The public want to see strict new laws to protect people from gambling addictions, according to a survey.
The poll found that 60% of those surveyed would like to see a complete ban on gambling advertising in Northern Ireland.
Meanwhile, 80% favoured limits on how much customers can deposit in online gambling accounts and 80% wanted online gambling to be subject to the same controls as land-based gambling.
Just 20% of respondents believe that current gambling regulations do a good job protecting customers, and 75% backed the creation of an independent gambling regulator.
The research by Survation was unveiled at the launch of a Stormont inquiry by the All Party Group on Reducing Harm Related to Gambling on Tuesday.

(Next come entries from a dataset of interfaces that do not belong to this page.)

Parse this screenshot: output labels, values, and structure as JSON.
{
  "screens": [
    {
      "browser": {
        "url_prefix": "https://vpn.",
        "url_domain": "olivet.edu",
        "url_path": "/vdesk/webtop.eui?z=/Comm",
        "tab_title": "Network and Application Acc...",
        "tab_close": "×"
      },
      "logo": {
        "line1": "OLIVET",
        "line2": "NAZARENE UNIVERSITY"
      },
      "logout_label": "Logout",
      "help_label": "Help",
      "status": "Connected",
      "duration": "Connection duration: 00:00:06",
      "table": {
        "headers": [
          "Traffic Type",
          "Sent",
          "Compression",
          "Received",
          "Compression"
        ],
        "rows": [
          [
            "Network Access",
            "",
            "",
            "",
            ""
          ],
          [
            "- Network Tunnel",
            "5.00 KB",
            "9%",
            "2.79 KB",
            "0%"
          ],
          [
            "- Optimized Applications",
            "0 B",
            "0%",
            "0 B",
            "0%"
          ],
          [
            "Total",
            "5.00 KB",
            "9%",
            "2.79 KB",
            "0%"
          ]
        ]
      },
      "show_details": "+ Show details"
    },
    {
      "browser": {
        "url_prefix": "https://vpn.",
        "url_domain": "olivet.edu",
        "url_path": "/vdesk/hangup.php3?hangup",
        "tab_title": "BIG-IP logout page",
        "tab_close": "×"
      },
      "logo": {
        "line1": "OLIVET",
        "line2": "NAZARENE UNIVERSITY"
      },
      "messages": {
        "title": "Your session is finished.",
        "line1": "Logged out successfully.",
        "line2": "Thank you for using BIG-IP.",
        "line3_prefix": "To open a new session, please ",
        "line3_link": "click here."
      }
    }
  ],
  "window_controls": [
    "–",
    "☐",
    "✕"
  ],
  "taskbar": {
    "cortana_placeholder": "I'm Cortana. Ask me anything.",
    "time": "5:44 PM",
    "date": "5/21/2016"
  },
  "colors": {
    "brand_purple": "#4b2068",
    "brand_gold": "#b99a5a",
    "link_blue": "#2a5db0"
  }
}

It is examining how best to reform Northern Ireland's gambling legislation, which predates the internet.
The region has the highest incidence of problem gambling on these islands.
In 2016, a Department for Communities survey identified 2.3% of the population as having a gambling problem.
This is more than four times higher than that recorded in Britain and almost three times higher than in the Republic of Ireland. International studies suggest that the suicide rate among people with a gambling disorder is 15 times that of the general population.
The survey findings have been backed by the group's vice chair Sinn Fein MLA Philip McGuigan, who himself battled with a gambling addiction.
He lost more than £100,000 through online gambling over eight years, and said it had had a huge impact on his family life.
The North Antrim representative described legislation as at least 30 years out of date.
"The Betting, Gaming, Lotteries and Amusements Order predates both fixed-odds betting terminals and the internet," he said.
"Reform is well overdue."
Mr McGuigan said as an avid sports fan he is "bombarded" with adverts for online gambling, and expressed concern at it being to some extent a "hidden" problem, with online gambling allowing people to get their fix without even leaving their homes.
"Unfortunately, there are a huge number of people on this island battling gambling additions across all sectors of society," he said.
"It is a growing problem with females, playing bingo and roulette. People nowadays can gamble 24/7 without leaving their homes, at work."
Mr McGuigan admitted he thought long and hard before speaking publicly about his experiences for the first time earlier this year, but said scores of people contacted him and he was able to direct them to help.
He also urged the need for healthcare provision for gambling addictions.
"Across the world gambling related harm is increasingly being recognised as a serious public health problem," he said.
"We need to treat it as such here. That means putting measures in place which help prevent gambling-related harm arising in the first place."
The group's chairman UUP's Robbie Butler said over the coming weeks members will examine what needs to be done to reduce gambling-related harms and invite organisations and individuals to make submissions.
Oral evidence will be heard from November.
"Once our report is completed, we will send our recommendations to the Northern Ireland Executive," he said.
"What is already clear is that new regulations should be focused on protecting vulnerable people and their families, putting the consumer first."
The call for written evidence for the inquiry will close on Friday 6 November.